- Survey of Singing
- The (first) farewell special
Drier in tone, Victor Borge accompanied his monologues on piano.
“Dry” might not best describe the humor of Fanfare Ciocarlia, a Balkan Brass Band from Romania; yet this sloppy-wet fun has a droll quality:
- “It Wasn’t Hard to Love You”
- “Onwards to Mars!”
- “Devil’s Tale”
- “Balkan Brass Battle”
- “Gili Girabdi”
- “Iag Bari”
- “Baro Biao”
- “Radio Pascani”
- “Best of Gypsy Brass”
- “Queens and Kings”
P.D.Q. Bach (Peter Schickele) employed an orchestra to poke fun at the classics.
- Beethoven, Symphony No. 5
- Schleptet for Winds
- Oratorio: The Seasonings
- 1712 Overture
- Concerto for simply grand piano and orchestra
- Live show
- Abduction of Figaro
Leo Eide billed himself as the “Whistling Virtuoso”. He may have been serious.
Decidedly not serious were Jo Stafford and her husband Paul Weston, who challenged the tin ears of would-be jazz listeners with an act called Jonathan and Darlene Edwards. Stafford’s discipline in singing so precisely off-key is remarkable.
During World War II, Spike Jones provided much-needed comic relief.
Bo Carter offered a steady diet of ribald musical humor.
A group called Pifferari di Santo Spirito gave us perhaps the most consistently humorous recording once available. Here they are live at Portscastho Village Hall.
- Salieri, Falstaff, an opera buffa about an epically comic character (performances conducted by Veronesi, Gregor and Malgoire)
- Jouni Kaipainen’s Bassoon Concerto, Op. 74 (2005) presents the composer’s view of the bassoon as “the clown of the orchestra.”
- Mozart composed “A Musical Joke,” k. 522, as a parody on musical conventions he found trite or distasteful. Perhaps humor was more subtle in those days, or maybe it was just that television had not been invented.
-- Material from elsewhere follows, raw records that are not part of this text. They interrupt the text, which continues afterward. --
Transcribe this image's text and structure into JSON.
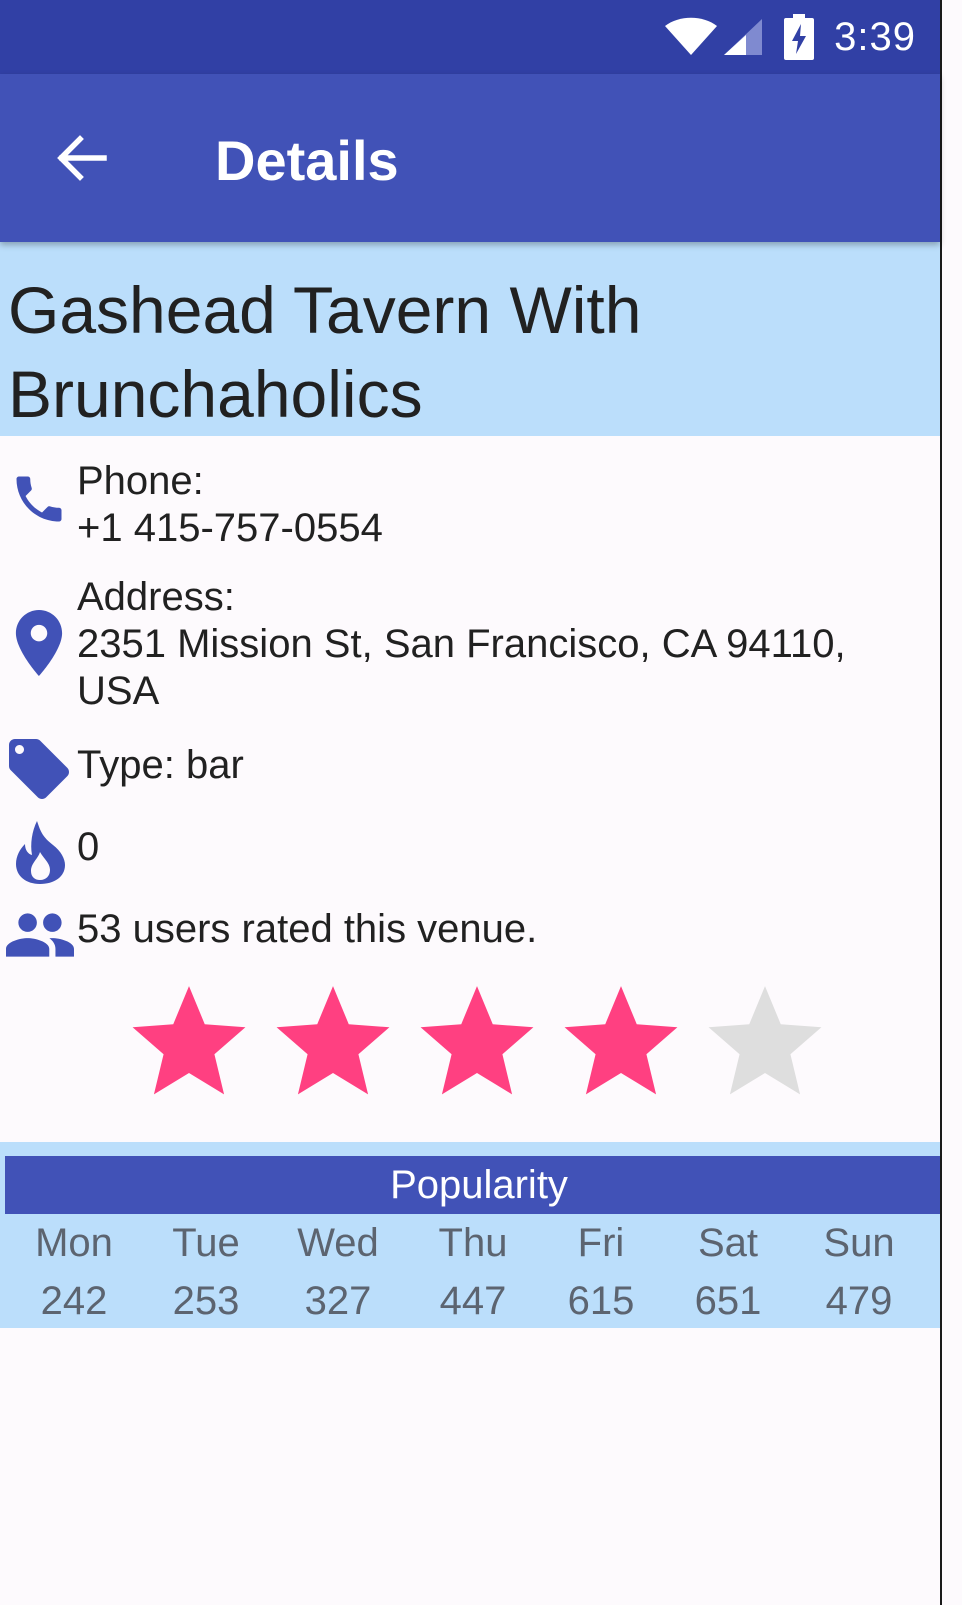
{
  "status_bar": {
    "time": "3:39",
    "icons": [
      "wifi-icon",
      "signal-icon",
      "battery-charging-icon"
    ]
  },
  "app_bar": {
    "title": "Details",
    "back_icon": "arrow-back-icon"
  },
  "venue": {
    "name": "Gashead Tavern With Brunchaholics",
    "phone_label": "Phone:",
    "phone": "+1 415-757-0554",
    "address_label": "Address:",
    "address": "2351 Mission St, San Francisco, CA 94110, USA",
    "type": "Type: bar",
    "hot_count": "0",
    "ratings_text": "53 users rated this venue.",
    "rating": {
      "filled": 4,
      "max": 5
    }
  },
  "popularity": {
    "title": "Popularity",
    "days": [
      {
        "day": "Mon",
        "value": "242"
      },
      {
        "day": "Tue",
        "value": "253"
      },
      {
        "day": "Wed",
        "value": "327"
      },
      {
        "day": "Thu",
        "value": "447"
      },
      {
        "day": "Fri",
        "value": "615"
      },
      {
        "day": "Sat",
        "value": "651"
      },
      {
        "day": "Sun",
        "value": "479"
      }
    ]
  },
  "colors": {
    "status_bar": "#3140a5",
    "app_bar": "#4152b7",
    "header_bg": "#bbdefb",
    "icon": "#4152b7",
    "star_filled": "#ff4081",
    "star_empty": "#dedede"
  }
}
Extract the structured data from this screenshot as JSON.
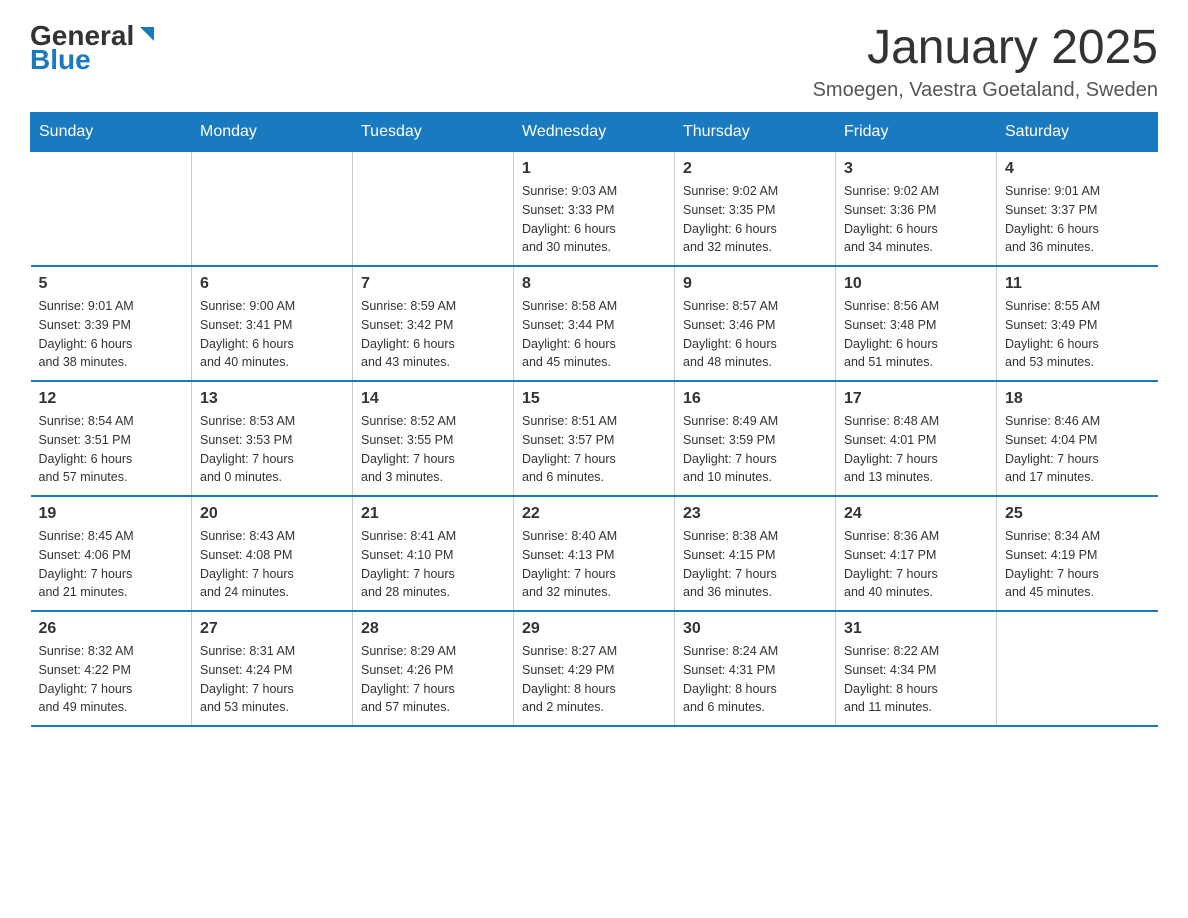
{
  "header": {
    "logo_general": "General",
    "logo_blue": "Blue",
    "month_title": "January 2025",
    "location": "Smoegen, Vaestra Goetaland, Sweden"
  },
  "weekdays": [
    "Sunday",
    "Monday",
    "Tuesday",
    "Wednesday",
    "Thursday",
    "Friday",
    "Saturday"
  ],
  "weeks": [
    [
      {
        "day": "",
        "info": ""
      },
      {
        "day": "",
        "info": ""
      },
      {
        "day": "",
        "info": ""
      },
      {
        "day": "1",
        "info": "Sunrise: 9:03 AM\nSunset: 3:33 PM\nDaylight: 6 hours\nand 30 minutes."
      },
      {
        "day": "2",
        "info": "Sunrise: 9:02 AM\nSunset: 3:35 PM\nDaylight: 6 hours\nand 32 minutes."
      },
      {
        "day": "3",
        "info": "Sunrise: 9:02 AM\nSunset: 3:36 PM\nDaylight: 6 hours\nand 34 minutes."
      },
      {
        "day": "4",
        "info": "Sunrise: 9:01 AM\nSunset: 3:37 PM\nDaylight: 6 hours\nand 36 minutes."
      }
    ],
    [
      {
        "day": "5",
        "info": "Sunrise: 9:01 AM\nSunset: 3:39 PM\nDaylight: 6 hours\nand 38 minutes."
      },
      {
        "day": "6",
        "info": "Sunrise: 9:00 AM\nSunset: 3:41 PM\nDaylight: 6 hours\nand 40 minutes."
      },
      {
        "day": "7",
        "info": "Sunrise: 8:59 AM\nSunset: 3:42 PM\nDaylight: 6 hours\nand 43 minutes."
      },
      {
        "day": "8",
        "info": "Sunrise: 8:58 AM\nSunset: 3:44 PM\nDaylight: 6 hours\nand 45 minutes."
      },
      {
        "day": "9",
        "info": "Sunrise: 8:57 AM\nSunset: 3:46 PM\nDaylight: 6 hours\nand 48 minutes."
      },
      {
        "day": "10",
        "info": "Sunrise: 8:56 AM\nSunset: 3:48 PM\nDaylight: 6 hours\nand 51 minutes."
      },
      {
        "day": "11",
        "info": "Sunrise: 8:55 AM\nSunset: 3:49 PM\nDaylight: 6 hours\nand 53 minutes."
      }
    ],
    [
      {
        "day": "12",
        "info": "Sunrise: 8:54 AM\nSunset: 3:51 PM\nDaylight: 6 hours\nand 57 minutes."
      },
      {
        "day": "13",
        "info": "Sunrise: 8:53 AM\nSunset: 3:53 PM\nDaylight: 7 hours\nand 0 minutes."
      },
      {
        "day": "14",
        "info": "Sunrise: 8:52 AM\nSunset: 3:55 PM\nDaylight: 7 hours\nand 3 minutes."
      },
      {
        "day": "15",
        "info": "Sunrise: 8:51 AM\nSunset: 3:57 PM\nDaylight: 7 hours\nand 6 minutes."
      },
      {
        "day": "16",
        "info": "Sunrise: 8:49 AM\nSunset: 3:59 PM\nDaylight: 7 hours\nand 10 minutes."
      },
      {
        "day": "17",
        "info": "Sunrise: 8:48 AM\nSunset: 4:01 PM\nDaylight: 7 hours\nand 13 minutes."
      },
      {
        "day": "18",
        "info": "Sunrise: 8:46 AM\nSunset: 4:04 PM\nDaylight: 7 hours\nand 17 minutes."
      }
    ],
    [
      {
        "day": "19",
        "info": "Sunrise: 8:45 AM\nSunset: 4:06 PM\nDaylight: 7 hours\nand 21 minutes."
      },
      {
        "day": "20",
        "info": "Sunrise: 8:43 AM\nSunset: 4:08 PM\nDaylight: 7 hours\nand 24 minutes."
      },
      {
        "day": "21",
        "info": "Sunrise: 8:41 AM\nSunset: 4:10 PM\nDaylight: 7 hours\nand 28 minutes."
      },
      {
        "day": "22",
        "info": "Sunrise: 8:40 AM\nSunset: 4:13 PM\nDaylight: 7 hours\nand 32 minutes."
      },
      {
        "day": "23",
        "info": "Sunrise: 8:38 AM\nSunset: 4:15 PM\nDaylight: 7 hours\nand 36 minutes."
      },
      {
        "day": "24",
        "info": "Sunrise: 8:36 AM\nSunset: 4:17 PM\nDaylight: 7 hours\nand 40 minutes."
      },
      {
        "day": "25",
        "info": "Sunrise: 8:34 AM\nSunset: 4:19 PM\nDaylight: 7 hours\nand 45 minutes."
      }
    ],
    [
      {
        "day": "26",
        "info": "Sunrise: 8:32 AM\nSunset: 4:22 PM\nDaylight: 7 hours\nand 49 minutes."
      },
      {
        "day": "27",
        "info": "Sunrise: 8:31 AM\nSunset: 4:24 PM\nDaylight: 7 hours\nand 53 minutes."
      },
      {
        "day": "28",
        "info": "Sunrise: 8:29 AM\nSunset: 4:26 PM\nDaylight: 7 hours\nand 57 minutes."
      },
      {
        "day": "29",
        "info": "Sunrise: 8:27 AM\nSunset: 4:29 PM\nDaylight: 8 hours\nand 2 minutes."
      },
      {
        "day": "30",
        "info": "Sunrise: 8:24 AM\nSunset: 4:31 PM\nDaylight: 8 hours\nand 6 minutes."
      },
      {
        "day": "31",
        "info": "Sunrise: 8:22 AM\nSunset: 4:34 PM\nDaylight: 8 hours\nand 11 minutes."
      },
      {
        "day": "",
        "info": ""
      }
    ]
  ]
}
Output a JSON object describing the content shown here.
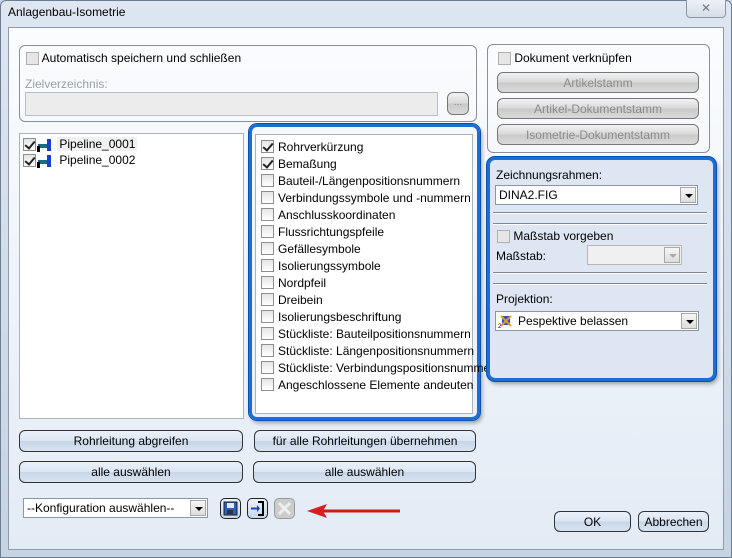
{
  "window": {
    "title": "Anlagenbau-Isometrie",
    "close_icon": "close-icon"
  },
  "autosave": {
    "label": "Automatisch speichern und schließen",
    "checked": false,
    "target_label": "Zielverzeichnis:",
    "target_value": "",
    "browse_label": "..."
  },
  "pipelines": [
    {
      "label": "Pipeline_0001",
      "checked": true
    },
    {
      "label": "Pipeline_0002",
      "checked": true
    }
  ],
  "options": [
    {
      "label": "Rohrverkürzung",
      "checked": true
    },
    {
      "label": "Bemaßung",
      "checked": true
    },
    {
      "label": "Bauteil-/Längenpositionsnummern",
      "checked": false
    },
    {
      "label": "Verbindungssymbole und -nummern",
      "checked": false
    },
    {
      "label": "Anschlusskoordinaten",
      "checked": false
    },
    {
      "label": "Flussrichtungspfeile",
      "checked": false
    },
    {
      "label": "Gefällesymbole",
      "checked": false
    },
    {
      "label": "Isolierungssymbole",
      "checked": false
    },
    {
      "label": "Nordpfeil",
      "checked": false
    },
    {
      "label": "Dreibein",
      "checked": false
    },
    {
      "label": "Isolierungsbeschriftung",
      "checked": false
    },
    {
      "label": "Stückliste: Bauteilpositionsnummern",
      "checked": false
    },
    {
      "label": "Stückliste: Längenpositionsnummern",
      "checked": false
    },
    {
      "label": "Stückliste: Verbindungspositionsnummern",
      "checked": false
    },
    {
      "label": "Angeschlossene Elemente andeuten",
      "checked": false
    }
  ],
  "document": {
    "link_label": "Dokument verknüpfen",
    "buttons": [
      "Artikelstamm",
      "Artikel-Dokumentstamm",
      "Isometrie-Dokumentstamm"
    ]
  },
  "drawing": {
    "frame_label": "Zeichnungsrahmen:",
    "frame_value": "DINA2.FIG",
    "scale_check_label": "Maßstab vorgeben",
    "scale_label": "Maßstab:",
    "scale_value": "",
    "projection_label": "Projektion:",
    "projection_value": "Pespektive belassen"
  },
  "buttons": {
    "pick_pipeline": "Rohrleitung abgreifen",
    "apply_all": "für alle Rohrleitungen übernehmen",
    "select_all_left": "alle auswählen",
    "select_all_right": "alle auswählen",
    "ok": "OK",
    "cancel": "Abbrechen"
  },
  "config": {
    "value": "--Konfiguration auswählen--"
  },
  "colors": {
    "highlight": "#1a6fd6",
    "arrow": "#d42020"
  }
}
Listen for the obvious clunkers (skip to the end for the “grand” finale) amid the parody of trite conventions.
- Beethoven, Piano Sonata No. 22 in F major, Op. 54 (1804): a work of good humor, such as that of a good-natured child or dog
Here are a few children’s humorous books, reviewed.
Novels and stories:
- Jessica Anya Blau, Mary Jane: A Novel (Custom House, 2021): “The Babysitter Knows All”.
- Kevin Barry, That Old Country Music: Stories (Doubleday, 2021): “What connects the novels and the stories is Barry’s style, a nervy mix of high poetry and low comedy that he applies with unceasing vigor.”
Books of poems:
- Mark Leidner, Returning the Sword to the Stone (Fonograf Editions, 2021): “Leidner is a comic genius, which is to say this book is both hilarious and profound.”
Music: songs and other short pieces
- Clarice Assad & Third Coast Percussion, “The Jester”